Some villages still bear the names of partisans, or Communist guerrilla fighters. Vlado Trichkov is named after the eponymous partisan killed in 1944, and the village of Milanovo bears the name of a participant in the so-called September Uprising of 1923. There is even a British name here ‒ Tompsan Station commemorates Major William Thompson (1920-1944), who was sent to help the Bulgarian partisans, but was caught and executed by the Bulgarian police.
The greatest Communist monument in the gorge is near Lakatnik. Perched on a precipitous rock, Pametnika, or the Monument, was built in the 1950s as a memorial to the fallen of 1923. Today, the main reason people climb up there is to enjoy the views towards the Iskar.
In the 1990s decay took over the abandoned seminary near Cherepish
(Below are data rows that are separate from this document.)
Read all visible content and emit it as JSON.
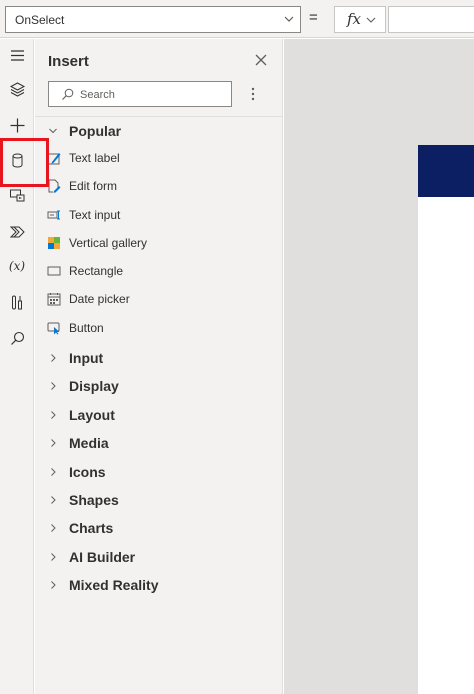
{
  "formula_bar": {
    "property": "OnSelect",
    "equals": "=",
    "fx_label": "fx",
    "formula_value": ""
  },
  "rail": {
    "variables_label": "(x)"
  },
  "insert_panel": {
    "title": "Insert",
    "search_placeholder": "Search",
    "popular": {
      "label": "Popular",
      "items": [
        {
          "label": "Text label",
          "icon": "text-label-icon"
        },
        {
          "label": "Edit form",
          "icon": "edit-form-icon"
        },
        {
          "label": "Text input",
          "icon": "text-input-icon"
        },
        {
          "label": "Vertical gallery",
          "icon": "vertical-gallery-icon"
        },
        {
          "label": "Rectangle",
          "icon": "rectangle-icon"
        },
        {
          "label": "Date picker",
          "icon": "date-picker-icon"
        },
        {
          "label": "Button",
          "icon": "button-icon"
        }
      ]
    },
    "categories": [
      {
        "label": "Input"
      },
      {
        "label": "Display"
      },
      {
        "label": "Layout"
      },
      {
        "label": "Media"
      },
      {
        "label": "Icons"
      },
      {
        "label": "Shapes"
      },
      {
        "label": "Charts"
      },
      {
        "label": "AI Builder"
      },
      {
        "label": "Mixed Reality"
      }
    ]
  },
  "colors": {
    "highlight": "#e8141e",
    "screen_header": "#0d1f63",
    "accent": "#0078d4"
  }
}
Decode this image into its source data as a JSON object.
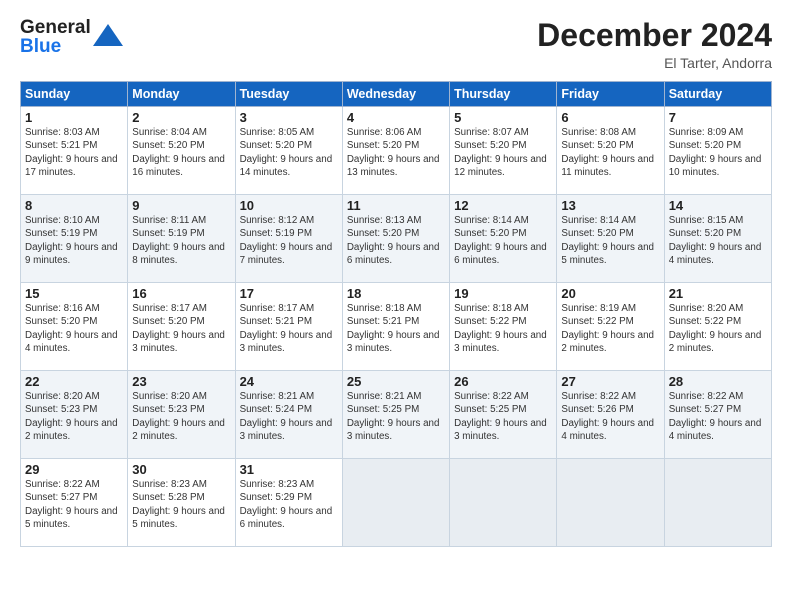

Probably the most interesting remains of the regime, however, is also one of the least known. It is the ruins of the seminary near Cherepish.
In 1950, the Communist authorities nationalised the buildings of the Sofia Seminary and forced it to move far from the capital. The tutors and their students settled near Cherepish and stayed there for the following 40 years. In 1991, they returned to their erstwhile premises in Sofia. The dormitories, the school and the fine church at Cherepish were abandoned and left to the mercy of the elements. Today, it is a creepy place. The only signs that youngsters used to live there are the crosses placed on the high cliffs around. Each of them was installed by a graduating class, as a memorial to their stay in the Iskar Gorge.
High Beam is a series of articles, initiated by Vagabond Magazine, with the generous support of the America for Bulgaria Foundation, that aims to provide details and background of places, cultural entities, events, personalities and facts of life that are sometimes difficult to understand for the outsider in the Balkans. The ultimate aim is the preservation of Bulgaria's cultural heritage – including but not limited to archaeological, cultural and ethnic diversity. The statements and opinionsexpressed herein are those of the authors and do not necessarily reflect the opinion of the America for Bulgaria Foundation and its partners.